Wednesday, June 3rd, 2015 Posted by Jim Thacker

Digimania releases RenderDigimania 1.06

Originally posted on 12 February, at the time of version 1.04. Scroll down for news of RenderDigimania 1.06.

Digimania has rolled out its latest update to RenderDigimania, its GPU-accelerated production renderer aimed at studios working on high-volume animated series.

So what is RenderDigimania?
Launched last year, RenderDigimania is intended to provide a real-time rendering workflow for fast-turnaround jobs like kids’ TV shows, where speed is more critical than visual complexity.

The software has been used in production by UK studio Red Kite Animation on the pilot for its upcoming 52-part pre-school series Bradley & Bee, due to air this year.

According to a case study on the RenderDigimania site, the animation was rendered on “a couple of mid-level Dell laptops” at an average of 0.21 seconds per frame.

On a section of the same pilot rendered in mental ray, Red Kite averaged 210 seconds per frame: almost exactly 1,000 times slower.

Midway between a game engine and a conventional renderer
Digimania describes RenderDigimania as using a “classic game engine pipeline”, which should give you some idea of the kind of features to expect in the software.

However, it includes a number of features standard in traditional production renderers, including support for network rendering, and the option to export beauty, diffuse, specular, shadow and Z-depth passes.

Meshes, textures, materials, settings and animation are handled by a central content-management system. Data can be ingested as FBX or Alembic files, and output options include OpenEXR for use in a linear workflow.

The software also includes a node-based material system and keyframe animation tools for making rapid adjustments to objects and cameras.

New features in version 1.04 include support for soft shadows, the option to output renders as QuickTimes for shot reviews, improved asset grouping, and the ability to maintain hierarchy in Alembic files.

Pricing and availability
RenderDigimania is available now for 64-bit Windows 7 and above. It’s DirectX-based, so you can use any GPU with more than 1GB of graphics memory: the product website describes mid-level games cards as suitable.

Digimania tells us that it tailors its solutions to customer pipelines, so pricing is flexible, and on enquiry.

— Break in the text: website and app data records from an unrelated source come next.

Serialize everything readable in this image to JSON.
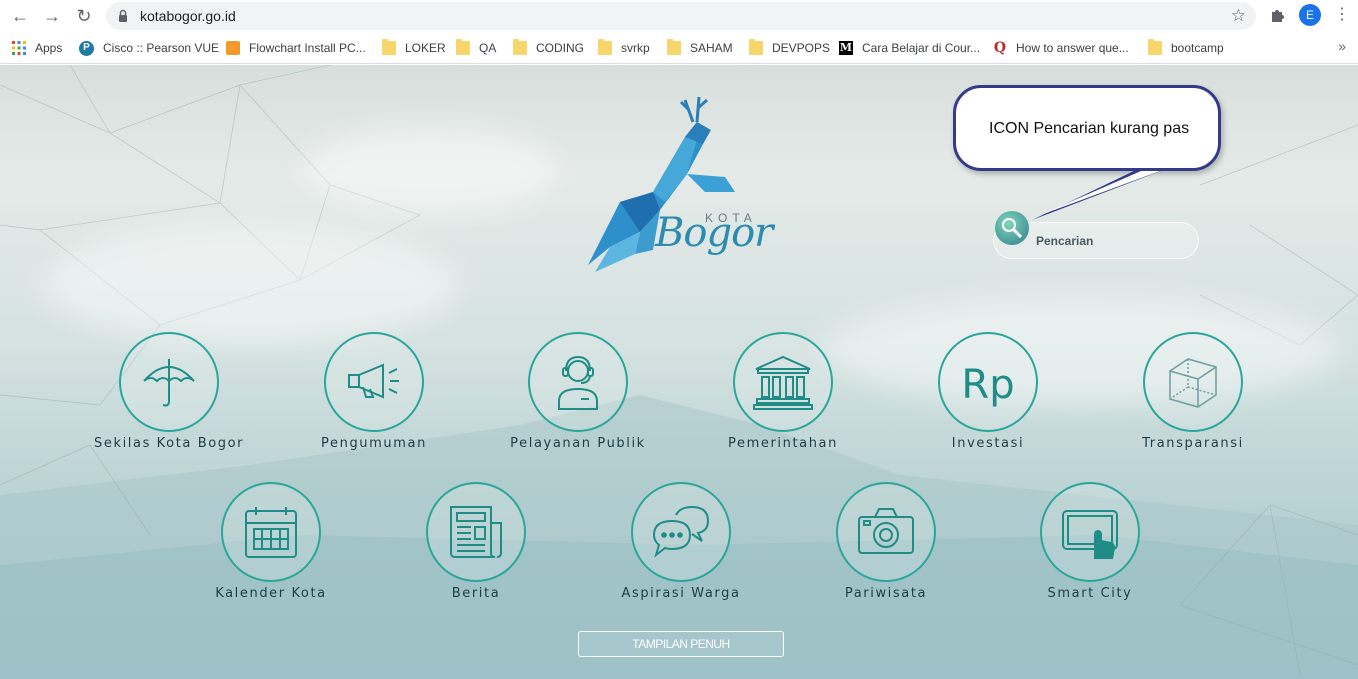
{
  "browser": {
    "url": "kotabogor.go.id",
    "profile_initial": "E",
    "bookmarks": [
      {
        "label": "Apps",
        "icon": "apps-grid-icon"
      },
      {
        "label": "Cisco :: Pearson VUE",
        "icon": "pearson-icon"
      },
      {
        "label": "Flowchart Install PC...",
        "icon": "flowchart-icon"
      },
      {
        "label": "LOKER",
        "icon": "folder-icon"
      },
      {
        "label": "QA",
        "icon": "folder-icon"
      },
      {
        "label": "CODING",
        "icon": "folder-icon"
      },
      {
        "label": "svrkp",
        "icon": "folder-icon"
      },
      {
        "label": "SAHAM",
        "icon": "folder-icon"
      },
      {
        "label": "DEVPOPS",
        "icon": "folder-icon"
      },
      {
        "label": "Cara Belajar di Cour...",
        "icon": "medium-icon"
      },
      {
        "label": "How to answer que...",
        "icon": "quora-icon"
      },
      {
        "label": "bootcamp",
        "icon": "folder-icon"
      }
    ]
  },
  "header": {
    "logo_kota": "KOTA",
    "logo_word": "Bogor"
  },
  "callout": {
    "text": "ICON Pencarian kurang pas"
  },
  "search": {
    "placeholder": "Pencarian"
  },
  "menu": {
    "row1": [
      {
        "label": "Sekilas Kota Bogor",
        "icon": "umbrella-icon"
      },
      {
        "label": "Pengumuman",
        "icon": "megaphone-icon"
      },
      {
        "label": "Pelayanan Publik",
        "icon": "customer-service-icon"
      },
      {
        "label": "Pemerintahan",
        "icon": "government-building-icon"
      },
      {
        "label": "Investasi",
        "icon": "rupiah-icon"
      },
      {
        "label": "Transparansi",
        "icon": "cube-icon"
      }
    ],
    "row2": [
      {
        "label": "Kalender Kota",
        "icon": "calendar-icon"
      },
      {
        "label": "Berita",
        "icon": "newspaper-icon"
      },
      {
        "label": "Aspirasi Warga",
        "icon": "chat-bubbles-icon"
      },
      {
        "label": "Pariwisata",
        "icon": "camera-icon"
      },
      {
        "label": "Smart City",
        "icon": "touch-tablet-icon"
      }
    ]
  },
  "footer": {
    "full_view_label": "TAMPILAN PENUH"
  },
  "colors": {
    "accent": "#2aa79a",
    "callout_border": "#343a8a",
    "label_text": "#1e3d45"
  }
}
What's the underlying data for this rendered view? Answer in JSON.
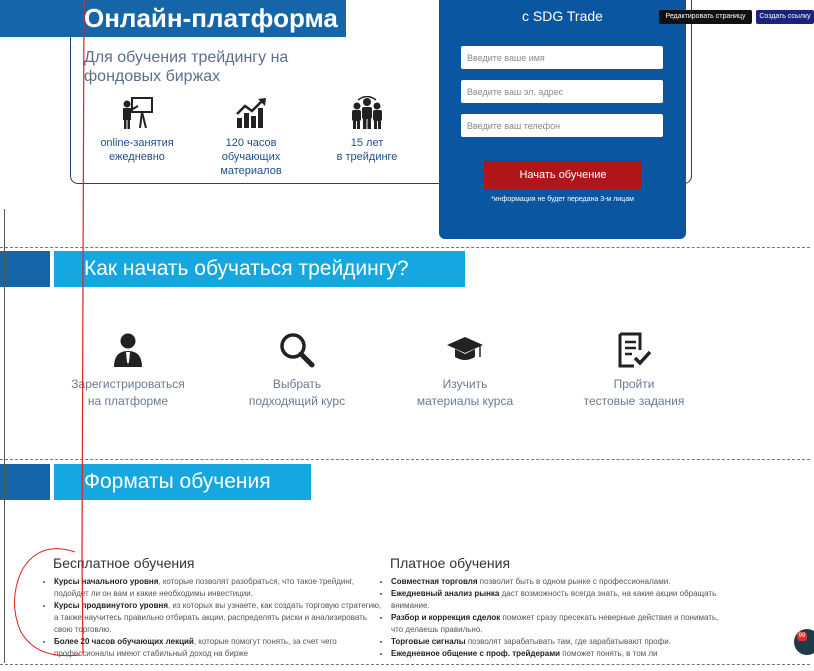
{
  "hero": {
    "title": "Онлайн-платформа",
    "subtitle": "Для обучения трейдингу на фондовых биржах",
    "features": [
      {
        "icon": "presentation-icon",
        "line1": "online-занятия",
        "line2": "ежедневно"
      },
      {
        "icon": "growth-chart-icon",
        "line1": "120 часов",
        "line2": "обучающих материалов"
      },
      {
        "icon": "group-icon",
        "line1": "15 лет",
        "line2": "в трейдинге"
      }
    ]
  },
  "form": {
    "title": "с SDG Trade",
    "name_placeholder": "Введите ваше имя",
    "email_placeholder": "Введите ваш эл. адрес",
    "phone_placeholder": "Введите ваш телефон",
    "submit_label": "Начать обучение",
    "note": "*информация не будет передана 3-м лицам"
  },
  "toolbar": {
    "edit_page": "Редактировать страницу",
    "create_link": "Создать ссылку"
  },
  "how_to": {
    "title": "Как начать обучаться трейдингу?",
    "steps": [
      {
        "icon": "user-icon",
        "line1": "Зарегистрироваться",
        "line2": "на платформе"
      },
      {
        "icon": "search-icon",
        "line1": "Выбрать",
        "line2": "подходящий курс"
      },
      {
        "icon": "graduation-cap-icon",
        "line1": "Изучить",
        "line2": "материалы курса"
      },
      {
        "icon": "checklist-icon",
        "line1": "Пройти",
        "line2": "тестовые задания"
      }
    ]
  },
  "formats": {
    "title": "Форматы обучения",
    "free": {
      "title": "Бесплатное обучения",
      "items": [
        {
          "bold": "Курсы начального уровня",
          "text": ", которые позволят разобраться, что такое трейдинг, подойдет ли он вам и какие необходимы инвестиции."
        },
        {
          "bold": "Курсы продвинутого уровня",
          "text": ", из которых вы узнаете, как создать торговую стратегию, а также научитесь правильно отбирать акции, распределять риски и анализировать свою торговлю."
        },
        {
          "bold": "Более 20 часов обучающих лекций",
          "text": ", которые помогут понять, за счет чего профессионалы имеют стабильный доход на бирже"
        }
      ]
    },
    "paid": {
      "title": "Платное обучения",
      "items": [
        {
          "bold": "Совместная торговля",
          "text": " позволит быть в одном рынке с профессионалами."
        },
        {
          "bold": "Ежедневный анализ рынка",
          "text": " даст возможность всегда знать, на какие акции обращать внимание."
        },
        {
          "bold": "Разбор и коррекция сделок",
          "text": " поможет сразу пресекать неверные действия и понимать, что делаешь правильно."
        },
        {
          "bold": "Торговые сигналы",
          "text": " позволят зарабатывать там, где зарабатывают профи."
        },
        {
          "bold": "Ежедневное общение с проф. трейдерами",
          "text": " поможет понять, в том ли"
        }
      ]
    }
  },
  "chat": {
    "badge": "99"
  },
  "colors": {
    "brand_dark": "#1565a8",
    "brand_light": "#17a7e0",
    "cta": "#b0151a",
    "form_bg": "#0a56a0"
  }
}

Updated 31 March: Digimania has changed its pricing policy. You can now buy a perpetual licence of RenderDigimania from its website for £599 ($799).

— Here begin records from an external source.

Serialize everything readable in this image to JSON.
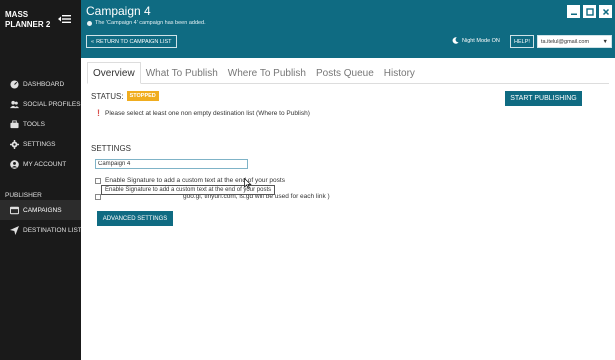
{
  "sidebar": {
    "brand_line1": "MASS",
    "brand_line2": "PLANNER 2",
    "items": [
      {
        "label": "DASHBOARD",
        "icon": "dashboard-icon"
      },
      {
        "label": "SOCIAL PROFILES",
        "icon": "social-profiles-icon"
      },
      {
        "label": "TOOLS",
        "icon": "tools-icon"
      },
      {
        "label": "SETTINGS",
        "icon": "gear-icon"
      },
      {
        "label": "MY ACCOUNT",
        "icon": "user-icon"
      }
    ],
    "section_label": "PUBLISHER",
    "publisher_items": [
      {
        "label": "CAMPAIGNS",
        "icon": "campaigns-icon",
        "active": true
      },
      {
        "label": "DESTINATION LISTS",
        "icon": "send-icon",
        "active": false
      }
    ]
  },
  "header": {
    "title": "Campaign 4",
    "subtitle": "The 'Campaign 4' campaign has been added.",
    "return_label": "RETURN TO CAMPAIGN LIST",
    "night_mode": "Night Mode ON",
    "help_label": "HELP!",
    "account": "ta.itelul@gmail.com"
  },
  "tabs": [
    "Overview",
    "What To Publish",
    "Where To Publish",
    "Posts Queue",
    "History"
  ],
  "status": {
    "label": "STATUS:",
    "value": "STOPPED",
    "start_button": "START PUBLISHING",
    "warning": "Please select at least one non empty destination list (Where to Publish)"
  },
  "settings": {
    "title": "SETTINGS",
    "campaign_name": "Campaign 4",
    "signature_label": "Enable Signature to add a custom text at the end of your posts",
    "tooltip": "Enable Signature to add a custom text at the end of your posts",
    "shorten_label": "goo.gl, tinyurl.com, is.gd will be used for each link )",
    "advanced_button": "ADVANCED SETTINGS"
  },
  "colors": {
    "teal": "#0f6b82",
    "sidebar": "#1a1a1a",
    "badge": "#f0ad1f"
  }
}
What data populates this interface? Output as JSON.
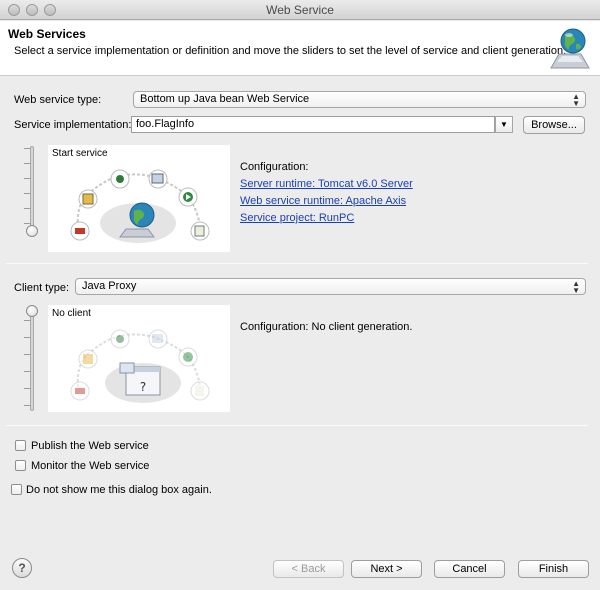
{
  "window": {
    "title": "Web Service",
    "colors": {
      "link": "#1a3fb5",
      "banner_bg": "#ffffff",
      "dialog_bg": "#ececec"
    }
  },
  "banner": {
    "title": "Web Services",
    "description": "Select a service implementation or definition and move the sliders to set the level of service and client generation.",
    "icon": "web-services-globe-icon"
  },
  "service": {
    "type_label": "Web service type:",
    "type_value": "Bottom up Java bean Web Service",
    "impl_label": "Service implementation:",
    "impl_value": "foo.FlagInfo",
    "browse_label": "Browse...",
    "slider_level": "Start service",
    "config_heading": "Configuration:",
    "server_runtime": "Server runtime: Tomcat v6.0 Server",
    "ws_runtime": "Web service runtime: Apache Axis",
    "service_project": "Service project: RunPC"
  },
  "client": {
    "type_label": "Client type:",
    "type_value": "Java Proxy",
    "slider_level": "No client",
    "config_text": "Configuration: No client generation."
  },
  "options": {
    "publish": "Publish the Web service",
    "monitor": "Monitor the Web service",
    "dont_show": "Do not show me this dialog box again."
  },
  "footer": {
    "help_symbol": "?",
    "back": "< Back",
    "next": "Next >",
    "cancel": "Cancel",
    "finish": "Finish"
  }
}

That seems to be quite a significant price cut: when we posted the original story, reseller Playbox Technology was listing the software at €2,800 (around $3,175) for a 12-month subscription.

Studios can buy up to five licences in this way; for larger orders, you’ll need to contact the firm directly.

Updated 3 June: Digimania has released RenderDigimania 1.06, adding a “native Maya material export system”: that is, the option to export materials that match RDm’s directly from Maya.

The update also adds the option to view a scene directly through a spot light.

Since our original story, the developer has also added direct support for real-time reflections, screen-space ambient occlusion, contact shadows; and bloom, film grain and depth of field as post-processing effects.

Read more about RenderDigimania on Digimania’s product website

Full disclosure: in my other life as a freelance technical writer, I wrote a story on affordable motion-capture solutions for the RenderDigimania blog. Other than that, I have no connection with the software.